With tears in her eyes and a smile on her face, Brienne had never looked more beautiful, and I loved that we could see Jaime thinking the exact same thing. Coster-Waldau is so good at showing those small moments when Jaime is awestruck by Brienne, and in the breaths after he knights her, we can see it in his wide eyes: To him, in this moment, Brienne of Tarth is the most beautiful woman in Westeros. And he loves her. If the world really is ending, then this is how Jaime wants to spend his last hours—looking into Brienne’s eyes and knowing he made them shine with happiness.
And I can’t think of a better way for Brienne—my favorite Game of Thrones character—to spend her final moments before facing death itself. After so much heartbreak and pain, she finally gets the chance to be truly, openly happy. She’s surrounded by men who aren’t laughing at her but are applauding her as an equal. (Don’t think about how Tyrion has so much respect for her because he also knows what it means to have people disregard you for reasons you can’t control.) She’s basking in the glow of a dream come true. And she knows that dream came true because the man she loves wanted to make her happy on what might be their last night on Earth.
As the purest and most genuine smile ever given on this depressing mess of a show spread across her face, I was reminded of Jaime’s thought from the books:

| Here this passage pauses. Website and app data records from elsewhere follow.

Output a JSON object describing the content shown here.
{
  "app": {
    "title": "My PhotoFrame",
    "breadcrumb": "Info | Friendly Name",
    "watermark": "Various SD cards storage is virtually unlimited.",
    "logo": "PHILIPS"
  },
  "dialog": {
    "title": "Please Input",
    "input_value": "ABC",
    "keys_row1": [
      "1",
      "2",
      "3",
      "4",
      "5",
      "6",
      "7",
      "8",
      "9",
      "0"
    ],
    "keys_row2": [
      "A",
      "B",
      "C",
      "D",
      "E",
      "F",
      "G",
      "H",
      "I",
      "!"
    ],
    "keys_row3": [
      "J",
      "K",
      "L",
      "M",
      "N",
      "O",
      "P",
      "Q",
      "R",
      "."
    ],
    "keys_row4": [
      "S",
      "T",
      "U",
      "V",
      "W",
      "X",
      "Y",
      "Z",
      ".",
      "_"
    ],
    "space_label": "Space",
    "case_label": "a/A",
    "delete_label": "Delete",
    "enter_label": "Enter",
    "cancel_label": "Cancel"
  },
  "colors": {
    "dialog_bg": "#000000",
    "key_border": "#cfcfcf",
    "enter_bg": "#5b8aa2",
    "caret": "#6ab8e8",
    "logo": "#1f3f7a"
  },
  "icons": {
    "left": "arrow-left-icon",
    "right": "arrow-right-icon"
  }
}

In this light she could almost be a beauty…In this light she could almost be a knight.
Now, the almosts have faded away. She is a knight, and she is a beauty. And it’s all because she and Jaime chose to hope that, even with death breathing down their necks, they could be happy for a moment. And a stolen moment of happiness is all anyone can hope for at the end of the world.
Honorable Mentions: Arya and Gendry’s stolen moment, Brienne defending Jaime, Sam giving Jorah his family sword, Jaime offering to serve under Brienne’s command, Sansa and Theon’s reunion, Tyrion and Jaime toasting to the perils of self-betterment, Podrick’s song